You see, in his infinite wisdom (and knowing my taste in gold) Mark found for me a beautiful engagement ring with a rose gold band. Vintage Art Deco. Not my favourite period, but I’m not sure that I coud’ve found a better ring. Sapphire, diamonds and rose gold. Both our birth stones and my favourite colour gold. In 18ct rose gold.

Most places don’t even do 9ct rose gold, let alone 18ct. Although, I’ll have fun when we do find one. Because then my inner geek will come out to play. Because my wedding ring will be the (almost original) One Ring.

I might have mentioned my minor obsession with all things Völsunga. The story which both Wagner and Tolkien used, with a Ring which everyone wants and fights over. A Ring which, if left alone, perhaps guarded over by a dragon, will duplicate every nine days. Made of red Rhine gold.

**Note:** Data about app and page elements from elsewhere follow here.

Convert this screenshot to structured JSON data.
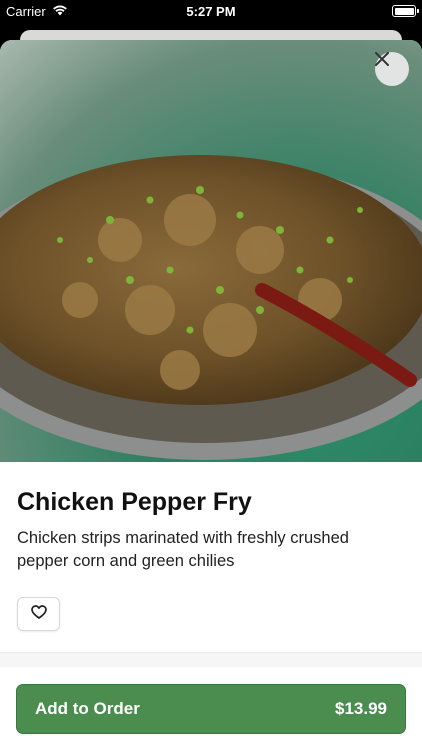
{
  "status_bar": {
    "carrier": "Carrier",
    "time": "5:27 PM",
    "battery_level": 1.0
  },
  "item": {
    "name": "Chicken Pepper Fry",
    "description": "Chicken strips marinated with freshly crushed pepper corn and green chilies"
  },
  "icons": {
    "close": "close-icon",
    "favorite": "heart-outline-icon",
    "wifi": "wifi-icon",
    "battery": "battery-icon"
  },
  "order_button": {
    "label": "Add to Order",
    "price": "$13.99"
  },
  "colors": {
    "accent": "#4a8d4f",
    "plate_backdrop": "#2b7f60"
  }
}
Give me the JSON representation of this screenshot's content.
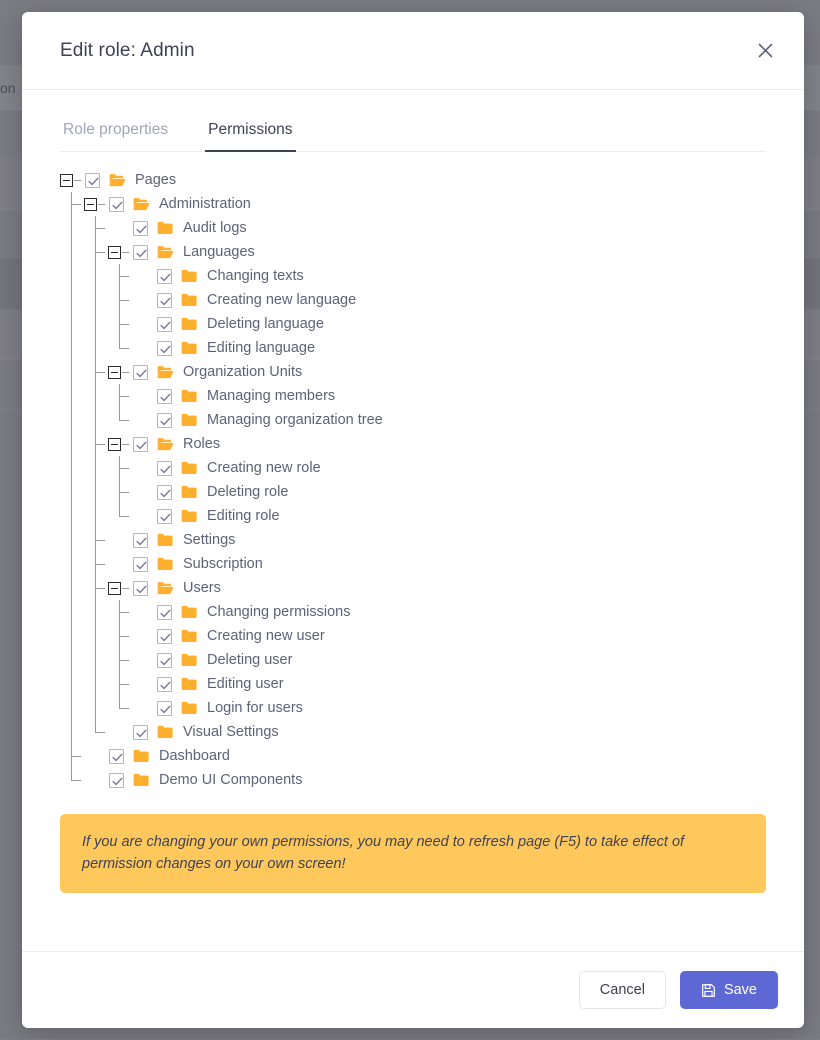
{
  "backdrop": {
    "visible_text": "on"
  },
  "modal": {
    "title": "Edit role: Admin",
    "close_icon": "close-icon",
    "tabs": [
      {
        "label": "Role properties",
        "active": false
      },
      {
        "label": "Permissions",
        "active": true
      }
    ],
    "warning": "If you are changing your own permissions, you may need to refresh page (F5) to take effect of permission changes on your own screen!",
    "footer": {
      "cancel_label": "Cancel",
      "save_label": "Save",
      "save_icon": "save-floppy-icon"
    }
  },
  "colors": {
    "accent_save": "#5d68d4",
    "folder": "#ffaf2e",
    "warning_bg": "#ffc85c",
    "backdrop": "#7b7b82",
    "text": "#5e6278",
    "tab_inactive": "#a1a5b7"
  },
  "tree": {
    "nodes": [
      {
        "label": "Pages",
        "level": 0,
        "expandable": true,
        "expanded": true,
        "checked": true,
        "last": false
      },
      {
        "label": "Administration",
        "level": 1,
        "expandable": true,
        "expanded": true,
        "checked": true,
        "last": false
      },
      {
        "label": "Audit logs",
        "level": 2,
        "expandable": false,
        "expanded": false,
        "checked": true,
        "last": false
      },
      {
        "label": "Languages",
        "level": 2,
        "expandable": true,
        "expanded": true,
        "checked": true,
        "last": false
      },
      {
        "label": "Changing texts",
        "level": 3,
        "expandable": false,
        "expanded": false,
        "checked": true,
        "last": false
      },
      {
        "label": "Creating new language",
        "level": 3,
        "expandable": false,
        "expanded": false,
        "checked": true,
        "last": false
      },
      {
        "label": "Deleting language",
        "level": 3,
        "expandable": false,
        "expanded": false,
        "checked": true,
        "last": false
      },
      {
        "label": "Editing language",
        "level": 3,
        "expandable": false,
        "expanded": false,
        "checked": true,
        "last": true
      },
      {
        "label": "Organization Units",
        "level": 2,
        "expandable": true,
        "expanded": true,
        "checked": true,
        "last": false
      },
      {
        "label": "Managing members",
        "level": 3,
        "expandable": false,
        "expanded": false,
        "checked": true,
        "last": false
      },
      {
        "label": "Managing organization tree",
        "level": 3,
        "expandable": false,
        "expanded": false,
        "checked": true,
        "last": true
      },
      {
        "label": "Roles",
        "level": 2,
        "expandable": true,
        "expanded": true,
        "checked": true,
        "last": false
      },
      {
        "label": "Creating new role",
        "level": 3,
        "expandable": false,
        "expanded": false,
        "checked": true,
        "last": false
      },
      {
        "label": "Deleting role",
        "level": 3,
        "expandable": false,
        "expanded": false,
        "checked": true,
        "last": false
      },
      {
        "label": "Editing role",
        "level": 3,
        "expandable": false,
        "expanded": false,
        "checked": true,
        "last": true
      },
      {
        "label": "Settings",
        "level": 2,
        "expandable": false,
        "expanded": false,
        "checked": true,
        "last": false
      },
      {
        "label": "Subscription",
        "level": 2,
        "expandable": false,
        "expanded": false,
        "checked": true,
        "last": false
      },
      {
        "label": "Users",
        "level": 2,
        "expandable": true,
        "expanded": true,
        "checked": true,
        "last": false
      },
      {
        "label": "Changing permissions",
        "level": 3,
        "expandable": false,
        "expanded": false,
        "checked": true,
        "last": false
      },
      {
        "label": "Creating new user",
        "level": 3,
        "expandable": false,
        "expanded": false,
        "checked": true,
        "last": false
      },
      {
        "label": "Deleting user",
        "level": 3,
        "expandable": false,
        "expanded": false,
        "checked": true,
        "last": false
      },
      {
        "label": "Editing user",
        "level": 3,
        "expandable": false,
        "expanded": false,
        "checked": true,
        "last": false
      },
      {
        "label": "Login for users",
        "level": 3,
        "expandable": false,
        "expanded": false,
        "checked": true,
        "last": true
      },
      {
        "label": "Visual Settings",
        "level": 2,
        "expandable": false,
        "expanded": false,
        "checked": true,
        "last": true
      },
      {
        "label": "Dashboard",
        "level": 1,
        "expandable": false,
        "expanded": false,
        "checked": true,
        "last": false
      },
      {
        "label": "Demo UI Components",
        "level": 1,
        "expandable": false,
        "expanded": false,
        "checked": true,
        "last": true
      }
    ]
  }
}
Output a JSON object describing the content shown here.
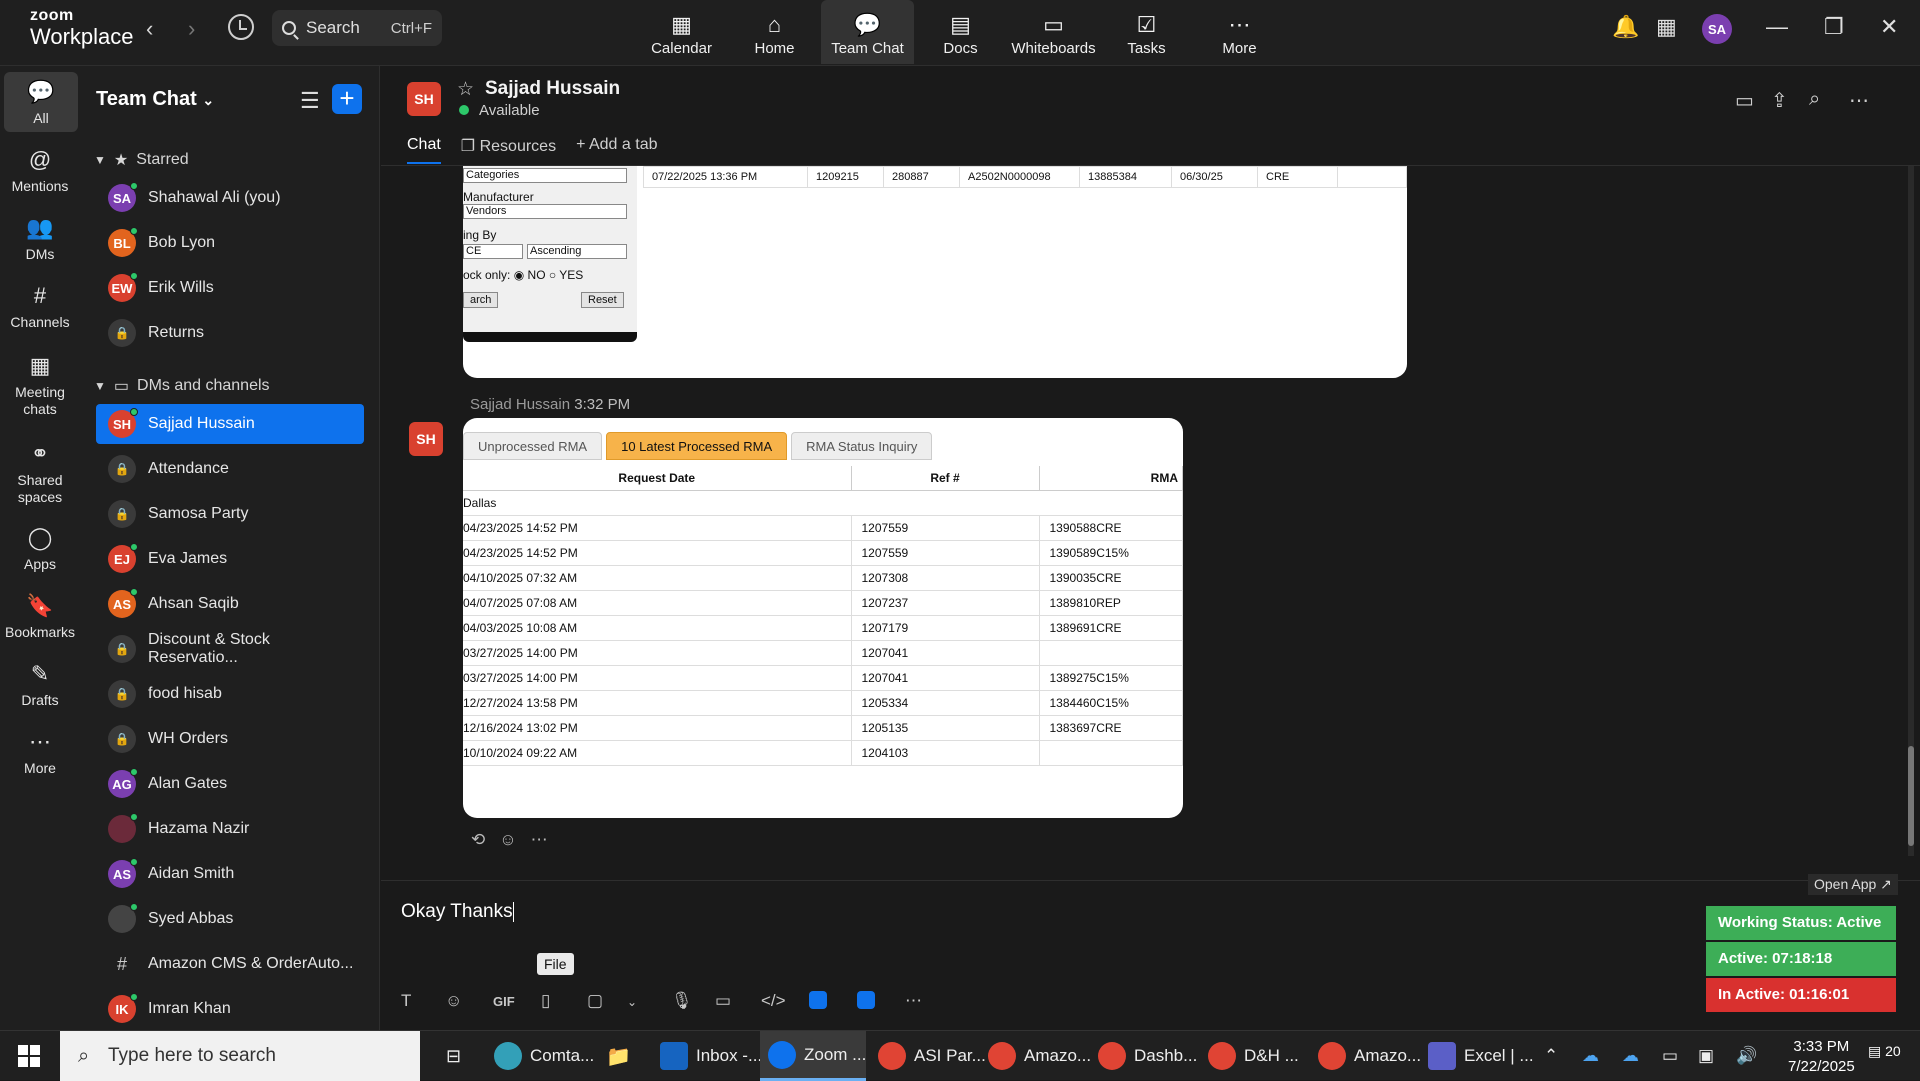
{
  "app": {
    "logo_top": "zoom",
    "logo_bottom": "Workplace"
  },
  "search": {
    "label": "Search",
    "shortcut": "Ctrl+F"
  },
  "top_tabs": [
    {
      "label": "Calendar",
      "icon": "calendar-icon",
      "glyph": "▦"
    },
    {
      "label": "Home",
      "icon": "home-icon",
      "glyph": "⌂"
    },
    {
      "label": "Team Chat",
      "icon": "chat-icon",
      "glyph": "💬"
    },
    {
      "label": "Docs",
      "icon": "docs-icon",
      "glyph": "▤"
    },
    {
      "label": "Whiteboards",
      "icon": "whiteboard-icon",
      "glyph": "▭"
    },
    {
      "label": "Tasks",
      "icon": "tasks-icon",
      "glyph": "☑"
    },
    {
      "label": "More",
      "icon": "more-icon",
      "glyph": "⋯"
    }
  ],
  "user_avatar": "SA",
  "left_nav": [
    {
      "label": "All",
      "glyph": "💬",
      "icon": "all-chat-icon"
    },
    {
      "label": "Mentions",
      "glyph": "@",
      "icon": "mentions-icon"
    },
    {
      "label": "DMs",
      "glyph": "👥",
      "icon": "dms-icon"
    },
    {
      "label": "Channels",
      "glyph": "#",
      "icon": "channels-icon"
    },
    {
      "label": "Meeting chats",
      "glyph": "▦",
      "icon": "meeting-chats-icon"
    },
    {
      "label": "Shared spaces",
      "glyph": "⚭",
      "icon": "shared-spaces-icon"
    },
    {
      "label": "Apps",
      "glyph": "◯",
      "icon": "apps-icon"
    },
    {
      "label": "Bookmarks",
      "glyph": "🔖",
      "icon": "bookmarks-icon"
    },
    {
      "label": "Drafts",
      "glyph": "✎",
      "icon": "drafts-icon"
    },
    {
      "label": "More",
      "glyph": "⋯",
      "icon": "more-icon"
    }
  ],
  "sidebar": {
    "title": "Team Chat",
    "starred_label": "Starred",
    "dms_label": "DMs and channels",
    "starred": [
      {
        "name": "Shahawal Ali (you)",
        "type": "avatar",
        "initials": "SA",
        "color": "#7b3fb0"
      },
      {
        "name": "Bob Lyon",
        "type": "avatar",
        "initials": "BL",
        "color": "#e2641e"
      },
      {
        "name": "Erik Wills",
        "type": "avatar",
        "initials": "EW",
        "color": "#d9412f"
      },
      {
        "name": "Returns",
        "type": "lock"
      }
    ],
    "dms": [
      {
        "name": "Sajjad Hussain",
        "type": "avatar",
        "initials": "SH",
        "color": "#d9412f",
        "selected": true
      },
      {
        "name": "Attendance",
        "type": "lock"
      },
      {
        "name": "Samosa Party",
        "type": "lock"
      },
      {
        "name": "Eva James",
        "type": "avatar",
        "initials": "EJ",
        "color": "#d9412f"
      },
      {
        "name": "Ahsan Saqib",
        "type": "avatar",
        "initials": "AS",
        "color": "#e2641e"
      },
      {
        "name": "Discount & Stock Reservatio...",
        "type": "lock"
      },
      {
        "name": "food hisab",
        "type": "lock"
      },
      {
        "name": "WH Orders",
        "type": "lock"
      },
      {
        "name": "Alan Gates",
        "type": "avatar",
        "initials": "AG",
        "color": "#7b3fb0"
      },
      {
        "name": "Hazama Nazir",
        "type": "avatar",
        "initials": "",
        "color": "#6b2a3a"
      },
      {
        "name": "Aidan Smith",
        "type": "avatar",
        "initials": "AS",
        "color": "#7b3fb0"
      },
      {
        "name": "Syed Abbas",
        "type": "avatar",
        "initials": "",
        "color": "#444"
      },
      {
        "name": "Amazon CMS & OrderAuto...",
        "type": "hash"
      },
      {
        "name": "Imran Khan",
        "type": "avatar",
        "initials": "IK",
        "color": "#d9412f"
      }
    ]
  },
  "chat": {
    "avatar": "SH",
    "name": "Sajjad Hussain",
    "status": "Available",
    "tabs": [
      "Chat",
      "Resources",
      "+ Add a tab"
    ]
  },
  "msg1": {
    "categories": "Categories",
    "manufacturer_label": "Manufacturer",
    "vendors": "Vendors",
    "sorting_label": "ing By",
    "sort_field": "CE",
    "sort_order": "Ascending",
    "stock_label": "ock only:",
    "no": "NO",
    "yes": "YES",
    "search_btn": "arch",
    "reset_btn": "Reset",
    "row": [
      "07/22/2025 13:36 PM",
      "1209215",
      "280887",
      "A2502N0000098",
      "13885384",
      "06/30/25",
      "CRE"
    ]
  },
  "msg2": {
    "sender": "Sajjad Hussain",
    "time": "3:32 PM",
    "avatar": "SH",
    "tabs": [
      "Unprocessed RMA",
      "10 Latest Processed RMA",
      "RMA Status Inquiry"
    ],
    "headers": [
      "Request Date",
      "Ref #",
      "RMA"
    ],
    "group": "Dallas",
    "rows": [
      [
        "04/23/2025 14:52 PM",
        "1207559",
        "1390588CRE"
      ],
      [
        "04/23/2025 14:52 PM",
        "1207559",
        "1390589C15%"
      ],
      [
        "04/10/2025 07:32 AM",
        "1207308",
        "1390035CRE"
      ],
      [
        "04/07/2025 07:08 AM",
        "1207237",
        "1389810REP"
      ],
      [
        "04/03/2025 10:08 AM",
        "1207179",
        "1389691CRE"
      ],
      [
        "03/27/2025 14:00 PM",
        "1207041",
        ""
      ],
      [
        "03/27/2025 14:00 PM",
        "1207041",
        "1389275C15%"
      ],
      [
        "12/27/2024 13:58 PM",
        "1205334",
        "1384460C15%"
      ],
      [
        "12/16/2024 13:02 PM",
        "1205135",
        "1383697CRE"
      ],
      [
        "10/10/2024 09:22 AM",
        "1204103",
        ""
      ]
    ]
  },
  "composer": {
    "text": "Okay Thanks",
    "tooltip": "File",
    "gif": "GIF"
  },
  "widget": {
    "open": "Open App ↗",
    "working": "Working Status: Active",
    "active": "Active: 07:18:18",
    "inactive": "In Active: 01:16:01",
    "colors": {
      "working": "#3dae57",
      "active": "#3dae57",
      "inactive": "#d9312f"
    }
  },
  "taskbar": {
    "search": "Type here to search",
    "apps": [
      "Comta...",
      "Inbox -...",
      "Zoom ...",
      "ASI Par...",
      "Amazo...",
      "Dashb...",
      "D&H ...",
      "Amazo...",
      "Excel | ..."
    ],
    "time": "3:33 PM",
    "date": "7/22/2025",
    "notifications": "20"
  }
}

Yes, one of my first thoughts on being presented with a rose gold engagement ring was “My wedding ring’s going to be the One Ring!!!” (Obviously, the very first thought was “Yes!”)